* _Records_
--------
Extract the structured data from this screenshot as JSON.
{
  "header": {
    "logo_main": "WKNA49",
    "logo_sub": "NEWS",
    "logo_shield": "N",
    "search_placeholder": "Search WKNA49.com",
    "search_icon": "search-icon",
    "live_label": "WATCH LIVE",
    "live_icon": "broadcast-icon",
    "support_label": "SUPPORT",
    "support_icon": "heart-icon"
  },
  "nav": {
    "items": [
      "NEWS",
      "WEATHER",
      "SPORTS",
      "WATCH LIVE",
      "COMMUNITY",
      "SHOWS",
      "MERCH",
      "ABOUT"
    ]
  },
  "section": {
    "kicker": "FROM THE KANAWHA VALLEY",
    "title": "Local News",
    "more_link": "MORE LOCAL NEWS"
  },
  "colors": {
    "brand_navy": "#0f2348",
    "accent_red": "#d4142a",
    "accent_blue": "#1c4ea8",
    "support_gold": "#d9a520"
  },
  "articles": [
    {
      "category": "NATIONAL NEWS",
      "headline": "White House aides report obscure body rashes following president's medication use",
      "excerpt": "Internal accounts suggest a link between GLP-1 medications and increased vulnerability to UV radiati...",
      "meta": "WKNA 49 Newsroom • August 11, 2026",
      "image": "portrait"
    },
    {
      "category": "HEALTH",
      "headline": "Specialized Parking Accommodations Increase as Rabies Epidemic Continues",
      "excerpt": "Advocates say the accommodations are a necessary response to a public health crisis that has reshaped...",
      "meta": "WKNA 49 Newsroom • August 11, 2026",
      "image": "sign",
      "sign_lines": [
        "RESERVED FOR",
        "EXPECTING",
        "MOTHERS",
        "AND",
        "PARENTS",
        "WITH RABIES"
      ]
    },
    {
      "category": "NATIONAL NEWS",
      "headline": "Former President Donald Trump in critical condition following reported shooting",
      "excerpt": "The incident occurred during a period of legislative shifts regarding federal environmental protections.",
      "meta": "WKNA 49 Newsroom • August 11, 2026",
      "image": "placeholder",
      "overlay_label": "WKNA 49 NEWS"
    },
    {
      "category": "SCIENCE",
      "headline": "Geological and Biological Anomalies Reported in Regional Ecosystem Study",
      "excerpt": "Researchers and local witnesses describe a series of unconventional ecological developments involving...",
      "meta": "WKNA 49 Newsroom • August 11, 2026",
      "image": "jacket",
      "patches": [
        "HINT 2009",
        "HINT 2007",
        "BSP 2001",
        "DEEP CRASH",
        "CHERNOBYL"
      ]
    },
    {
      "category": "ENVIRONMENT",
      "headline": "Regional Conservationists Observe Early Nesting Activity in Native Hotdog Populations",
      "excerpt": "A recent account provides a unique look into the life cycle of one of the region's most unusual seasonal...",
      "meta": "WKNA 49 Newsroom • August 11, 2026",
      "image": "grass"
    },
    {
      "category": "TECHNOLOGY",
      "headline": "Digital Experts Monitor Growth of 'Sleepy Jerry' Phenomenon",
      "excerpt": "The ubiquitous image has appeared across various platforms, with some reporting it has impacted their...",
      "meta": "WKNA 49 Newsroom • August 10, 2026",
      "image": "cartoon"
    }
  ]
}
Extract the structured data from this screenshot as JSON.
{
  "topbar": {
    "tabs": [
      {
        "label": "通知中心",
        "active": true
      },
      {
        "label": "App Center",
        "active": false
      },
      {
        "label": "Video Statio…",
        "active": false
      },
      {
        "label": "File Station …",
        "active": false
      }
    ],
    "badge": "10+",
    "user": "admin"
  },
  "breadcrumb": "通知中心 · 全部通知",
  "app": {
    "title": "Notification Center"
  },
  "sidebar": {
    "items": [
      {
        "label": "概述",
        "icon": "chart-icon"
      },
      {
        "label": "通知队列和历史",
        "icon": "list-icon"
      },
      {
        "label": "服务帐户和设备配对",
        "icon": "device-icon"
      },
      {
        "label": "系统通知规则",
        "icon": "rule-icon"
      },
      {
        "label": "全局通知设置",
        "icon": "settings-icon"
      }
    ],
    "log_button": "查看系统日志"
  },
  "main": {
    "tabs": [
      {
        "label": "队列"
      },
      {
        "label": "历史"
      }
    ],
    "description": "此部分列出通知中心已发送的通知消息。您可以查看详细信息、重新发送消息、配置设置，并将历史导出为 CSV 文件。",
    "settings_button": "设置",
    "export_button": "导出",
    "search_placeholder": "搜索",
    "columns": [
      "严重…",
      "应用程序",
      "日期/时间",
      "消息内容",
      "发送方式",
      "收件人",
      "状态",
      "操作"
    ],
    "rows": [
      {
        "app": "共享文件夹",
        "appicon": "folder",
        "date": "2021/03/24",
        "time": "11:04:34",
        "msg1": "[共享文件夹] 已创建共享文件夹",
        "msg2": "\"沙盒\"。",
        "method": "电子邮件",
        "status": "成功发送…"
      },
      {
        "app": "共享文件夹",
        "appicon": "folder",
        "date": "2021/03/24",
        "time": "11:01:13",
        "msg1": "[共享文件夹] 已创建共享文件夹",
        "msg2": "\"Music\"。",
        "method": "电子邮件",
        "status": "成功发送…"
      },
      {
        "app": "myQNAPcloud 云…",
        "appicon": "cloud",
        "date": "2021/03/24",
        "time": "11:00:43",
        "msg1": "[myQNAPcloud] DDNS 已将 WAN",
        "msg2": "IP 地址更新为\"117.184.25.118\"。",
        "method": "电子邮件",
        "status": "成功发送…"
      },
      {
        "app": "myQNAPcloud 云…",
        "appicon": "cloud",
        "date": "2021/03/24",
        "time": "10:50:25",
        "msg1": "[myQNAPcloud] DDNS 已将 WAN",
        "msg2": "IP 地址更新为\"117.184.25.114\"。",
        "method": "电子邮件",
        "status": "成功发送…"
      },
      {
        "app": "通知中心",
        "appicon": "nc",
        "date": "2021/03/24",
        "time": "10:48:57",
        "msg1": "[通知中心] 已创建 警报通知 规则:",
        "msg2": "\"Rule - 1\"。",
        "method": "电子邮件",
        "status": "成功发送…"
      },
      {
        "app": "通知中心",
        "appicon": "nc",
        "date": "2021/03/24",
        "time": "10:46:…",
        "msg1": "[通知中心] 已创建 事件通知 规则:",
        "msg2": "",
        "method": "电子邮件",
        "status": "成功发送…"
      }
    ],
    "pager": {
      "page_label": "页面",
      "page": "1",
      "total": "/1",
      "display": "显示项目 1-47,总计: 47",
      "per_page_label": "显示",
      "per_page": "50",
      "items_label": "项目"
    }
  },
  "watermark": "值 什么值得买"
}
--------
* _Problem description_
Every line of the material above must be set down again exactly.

* _Response area_
Extract the structured data from this screenshot as JSON.
{
  "header": {
    "logo_main": "WKNA49",
    "logo_sub": "NEWS",
    "logo_shield": "N",
    "search_placeholder": "Search WKNA49.com",
    "search_icon": "search-icon",
    "live_label": "WATCH LIVE",
    "live_icon": "broadcast-icon",
    "support_label": "SUPPORT",
    "support_icon": "heart-icon"
  },
  "nav": {
    "items": [
      "NEWS",
      "WEATHER",
      "SPORTS",
      "WATCH LIVE",
      "COMMUNITY",
      "SHOWS",
      "MERCH",
      "ABOUT"
    ]
  },
  "section": {
    "kicker": "FROM THE KANAWHA VALLEY",
    "title": "Local News",
    "more_link": "MORE LOCAL NEWS"
  },
  "colors": {
    "brand_navy": "#0f2348",
    "accent_red": "#d4142a",
    "accent_blue": "#1c4ea8",
    "support_gold": "#d9a520"
  },
  "articles": [
    {
      "category": "NATIONAL NEWS",
      "headline": "White House aides report obscure body rashes following president's medication use",
      "excerpt": "Internal accounts suggest a link between GLP-1 medications and increased vulnerability to UV radiati...",
      "meta": "WKNA 49 Newsroom • August 11, 2026",
      "image": "portrait"
    },
    {
      "category": "HEALTH",
      "headline": "Specialized Parking Accommodations Increase as Rabies Epidemic Continues",
      "excerpt": "Advocates say the accommodations are a necessary response to a public health crisis that has reshaped...",
      "meta": "WKNA 49 Newsroom • August 11, 2026",
      "image": "sign",
      "sign_lines": [
        "RESERVED FOR",
        "EXPECTING",
        "MOTHERS",
        "AND",
        "PARENTS",
        "WITH RABIES"
      ]
    },
    {
      "category": "NATIONAL NEWS",
      "headline": "Former President Donald Trump in critical condition following reported shooting",
      "excerpt": "The incident occurred during a period of legislative shifts regarding federal environmental protections.",
      "meta": "WKNA 49 Newsroom • August 11, 2026",
      "image": "placeholder",
      "overlay_label": "WKNA 49 NEWS"
    },
    {
      "category": "SCIENCE",
      "headline": "Geological and Biological Anomalies Reported in Regional Ecosystem Study",
      "excerpt": "Researchers and local witnesses describe a series of unconventional ecological developments involving...",
      "meta": "WKNA 49 Newsroom • August 11, 2026",
      "image": "jacket",
      "patches": [
        "HINT 2009",
        "HINT 2007",
        "BSP 2001",
        "DEEP CRASH",
        "CHERNOBYL"
      ]
    },
    {
      "category": "ENVIRONMENT",
      "headline": "Regional Conservationists Observe Early Nesting Activity in Native Hotdog Populations",
      "excerpt": "A recent account provides a unique look into the life cycle of one of the region's most unusual seasonal...",
      "meta": "WKNA 49 Newsroom • August 11, 2026",
      "image": "grass"
    },
    {
      "category": "TECHNOLOGY",
      "headline": "Digital Experts Monitor Growth of 'Sleepy Jerry' Phenomenon",
      "excerpt": "The ubiquitous image has appeared across various platforms, with some reporting it has impacted their...",
      "meta": "WKNA 49 Newsroom • August 10, 2026",
      "image": "cartoon"
    }
  ]
}
Extract the structured data from this screenshot as JSON.
{
  "topbar": {
    "tabs": [
      {
        "label": "通知中心",
        "active": true
      },
      {
        "label": "App Center",
        "active": false
      },
      {
        "label": "Video Statio…",
        "active": false
      },
      {
        "label": "File Station …",
        "active": false
      }
    ],
    "badge": "10+",
    "user": "admin"
  },
  "breadcrumb": "通知中心 · 全部通知",
  "app": {
    "title": "Notification Center"
  },
  "sidebar": {
    "items": [
      {
        "label": "概述",
        "icon": "chart-icon"
      },
      {
        "label": "通知队列和历史",
        "icon": "list-icon"
      },
      {
        "label": "服务帐户和设备配对",
        "icon": "device-icon"
      },
      {
        "label": "系统通知规则",
        "icon": "rule-icon"
      },
      {
        "label": "全局通知设置",
        "icon": "settings-icon"
      }
    ],
    "log_button": "查看系统日志"
  },
  "main": {
    "tabs": [
      {
        "label": "队列"
      },
      {
        "label": "历史"
      }
    ],
    "description": "此部分列出通知中心已发送的通知消息。您可以查看详细信息、重新发送消息、配置设置，并将历史导出为 CSV 文件。",
    "settings_button": "设置",
    "export_button": "导出",
    "search_placeholder": "搜索",
    "columns": [
      "严重…",
      "应用程序",
      "日期/时间",
      "消息内容",
      "发送方式",
      "收件人",
      "状态",
      "操作"
    ],
    "rows": [
      {
        "app": "共享文件夹",
        "appicon": "folder",
        "date": "2021/03/24",
        "time": "11:04:34",
        "msg1": "[共享文件夹] 已创建共享文件夹",
        "msg2": "\"沙盒\"。",
        "method": "电子邮件",
        "status": "成功发送…"
      },
      {
        "app": "共享文件夹",
        "appicon": "folder",
        "date": "2021/03/24",
        "time": "11:01:13",
        "msg1": "[共享文件夹] 已创建共享文件夹",
        "msg2": "\"Music\"。",
        "method": "电子邮件",
        "status": "成功发送…"
      },
      {
        "app": "myQNAPcloud 云…",
        "appicon": "cloud",
        "date": "2021/03/24",
        "time": "11:00:43",
        "msg1": "[myQNAPcloud] DDNS 已将 WAN",
        "msg2": "IP 地址更新为\"117.184.25.118\"。",
        "method": "电子邮件",
        "status": "成功发送…"
      },
      {
        "app": "myQNAPcloud 云…",
        "appicon": "cloud",
        "date": "2021/03/24",
        "time": "10:50:25",
        "msg1": "[myQNAPcloud] DDNS 已将 WAN",
        "msg2": "IP 地址更新为\"117.184.25.114\"。",
        "method": "电子邮件",
        "status": "成功发送…"
      },
      {
        "app": "通知中心",
        "appicon": "nc",
        "date": "2021/03/24",
        "time": "10:48:57",
        "msg1": "[通知中心] 已创建 警报通知 规则:",
        "msg2": "\"Rule - 1\"。",
        "method": "电子邮件",
        "status": "成功发送…"
      },
      {
        "app": "通知中心",
        "appicon": "nc",
        "date": "2021/03/24",
        "time": "10:46:…",
        "msg1": "[通知中心] 已创建 事件通知 规则:",
        "msg2": "",
        "method": "电子邮件",
        "status": "成功发送…"
      }
    ],
    "pager": {
      "page_label": "页面",
      "page": "1",
      "total": "/1",
      "display": "显示项目 1-47,总计: 47",
      "per_page_label": "显示",
      "per_page": "50",
      "items_label": "项目"
    }
  },
  "watermark": "值 什么值得买"
}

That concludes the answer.